While Winter Wheat is pretty hardy it can have winter injury particularly where wet soils exist. With little snow cover and the alternating freeze and thaw that we have experience we could see some heaving on the later planted fields. It will be important to assess stands as green up occurs to assess the how severely the wheat may have been impacted. most wheat is in the tillering phase so we could see some burning and affect the ability of the plant to tiller. The return to above normal temperatures may aid this however it is unknown how much this will be affected.
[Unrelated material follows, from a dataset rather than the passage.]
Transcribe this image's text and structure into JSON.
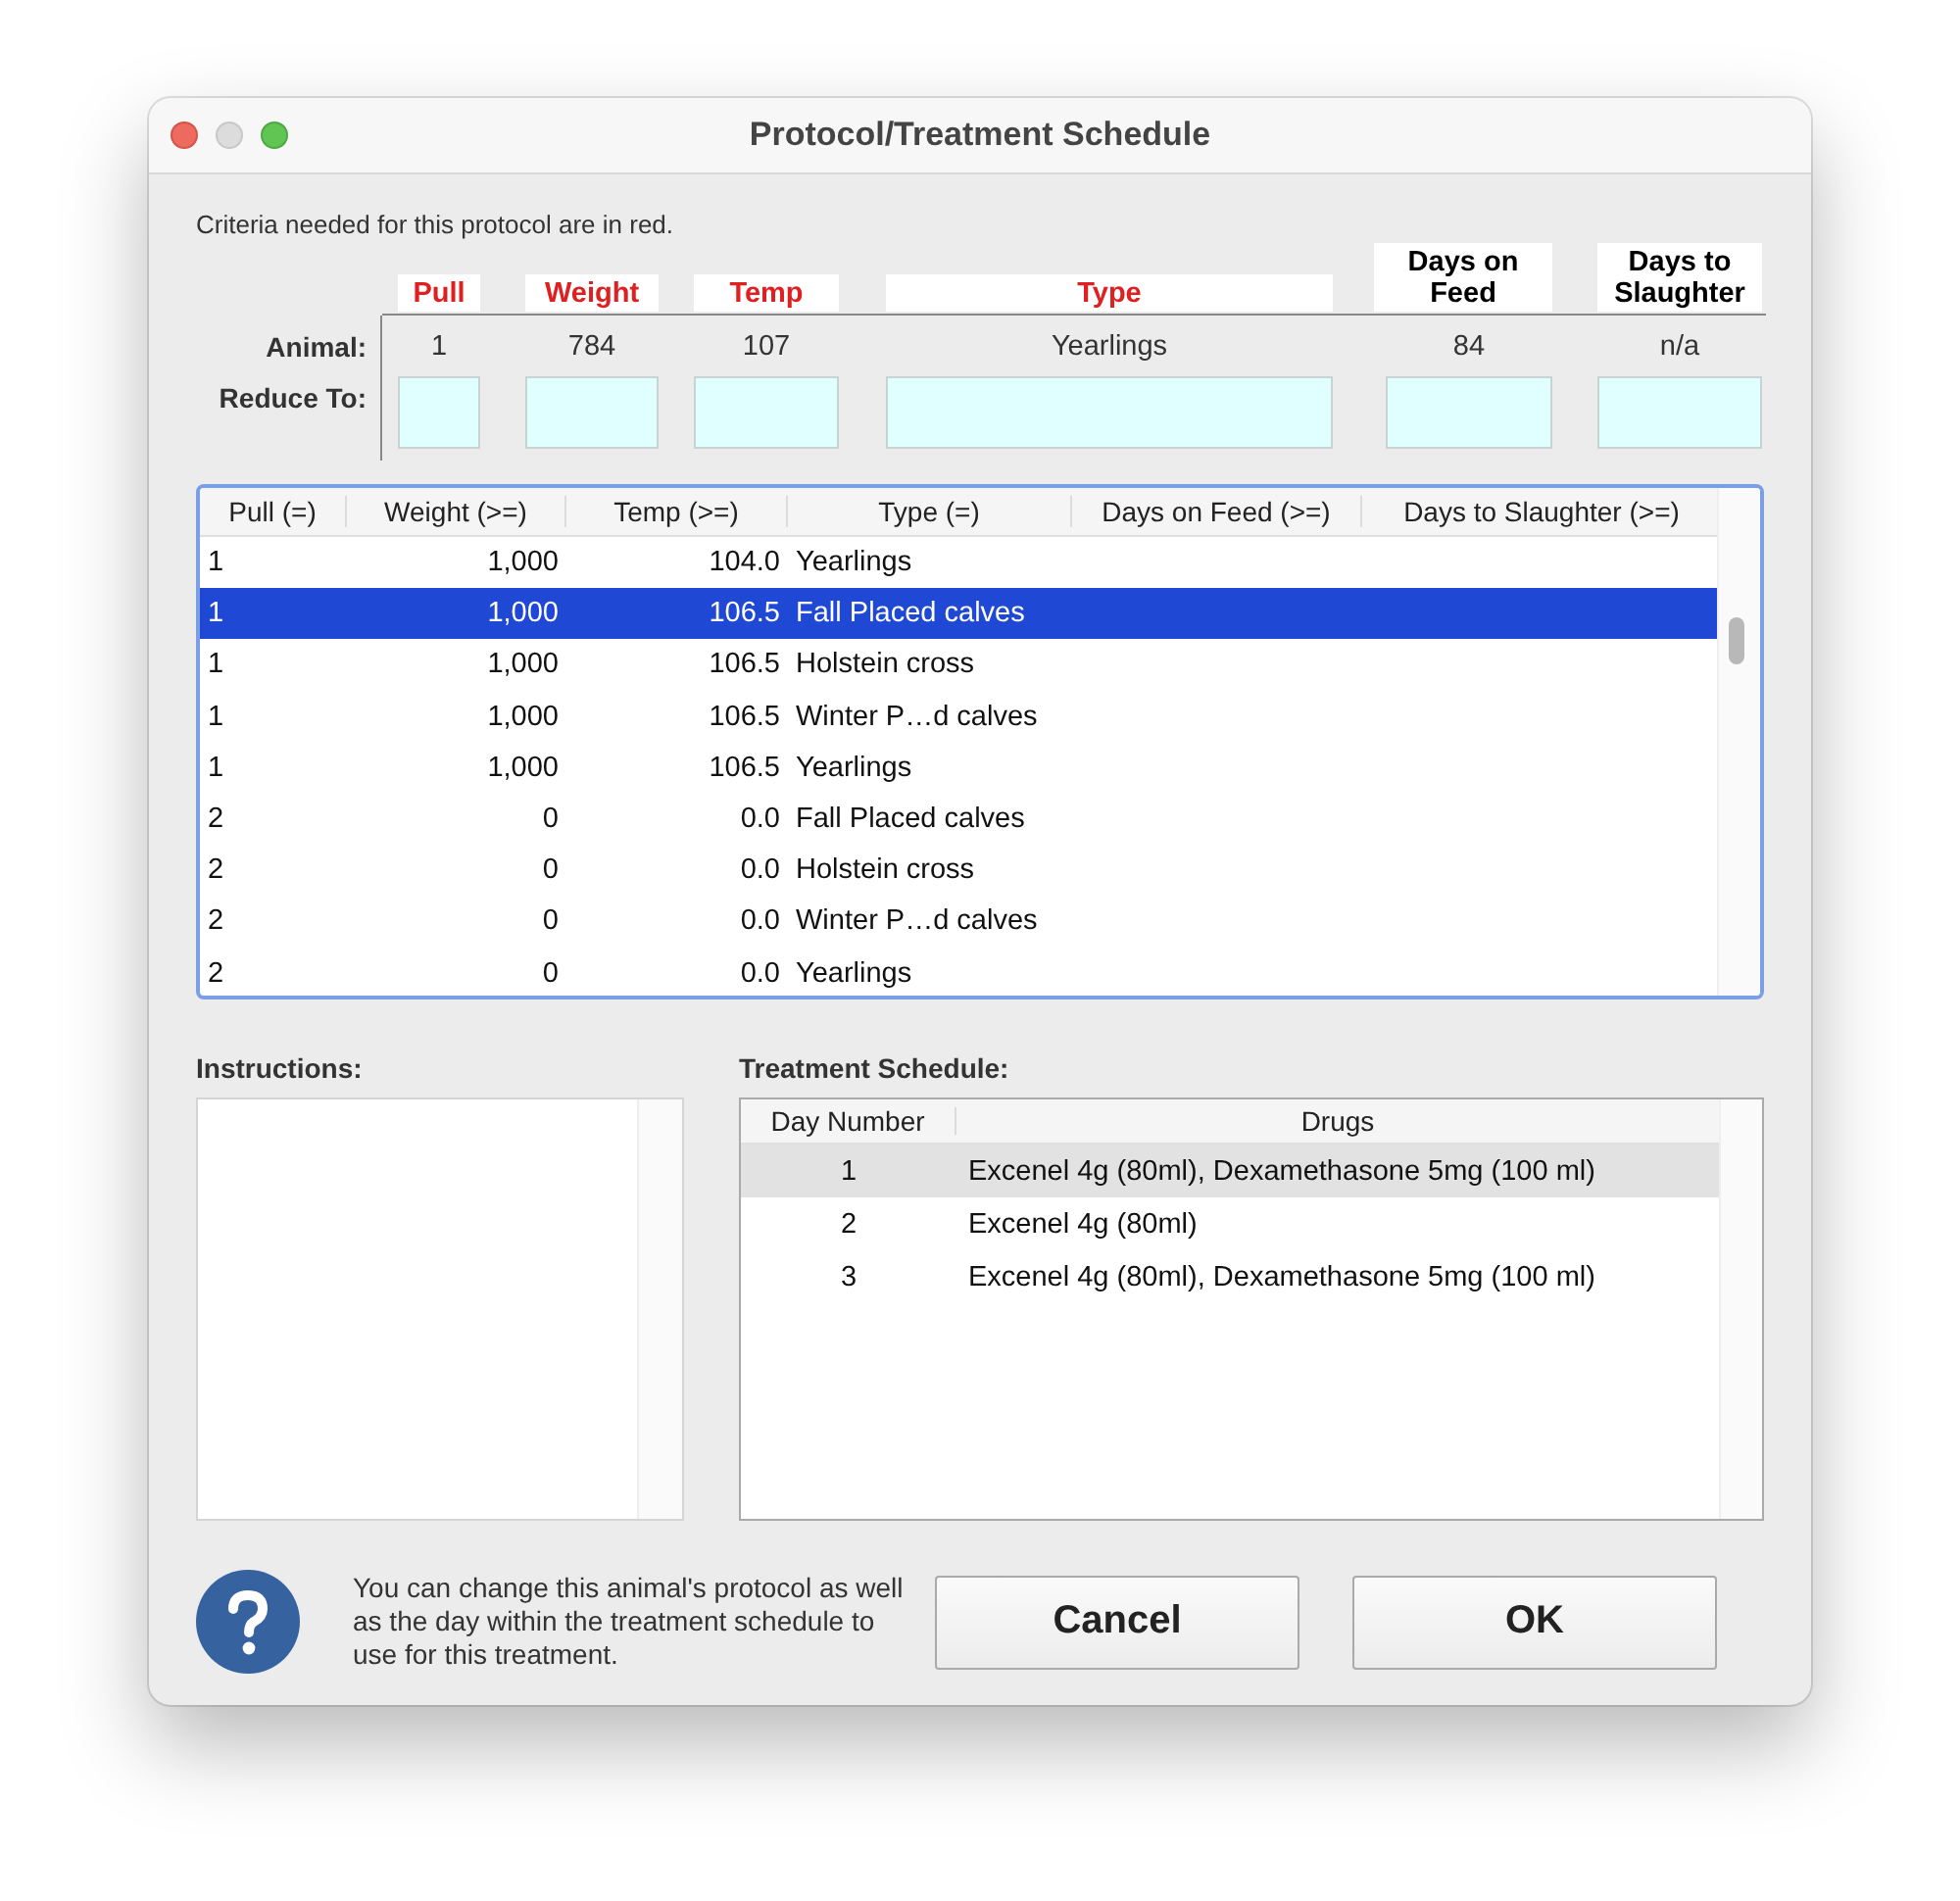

Assessing wheat now to determine top dress during the next period of open and moderate temperatures is essential.
Table 3-3. Freeze injury in wheat.*
|Growth stage||Feekes||Zadoks||Approximate injurious temp. (2 hrs)|
|Tillering**||1-5||20-29||12°F||Leaf chlorosis; burning of leaf tips; silage odor; blue cast to fields||Slight to moderate|
|Jointing||(6-7)||31-32||24°F||Death of growing point; leaf yellowing or burning; lesions, splitting, or bending of lower stem; odor||Moderate to severe|
|Boot||10||41-49||28°F||Floret sterility; spike trapped in boot; damage to lower stem; leaf discoloration; odor||Moderate to severe|
|Heading||10.1-.5||50-58||30°F||Floret sterility; white awns or white spikes; damage to lower stem; leaf discoloration||Severe|
|Flowering||10.51-.54||60-71||30°F||Floret sterility; white awns or white spikes; damage to lower stem; leaf discoloration||Severe|
|Milk||11.1||75||28°F||White awns or white spikes; damage to lower stems; leaf discoloration; shrunken roughened or discolored kernels||Moderate to severe|
|Dough (11.2)||11.2||85||28°F||Shriveled discolored kernels; poor germination||Slight to moderate|
|*Information in this table assumes timely rainfall events occurring after the freeze event.|
**See Section 2 for more information about growth stages.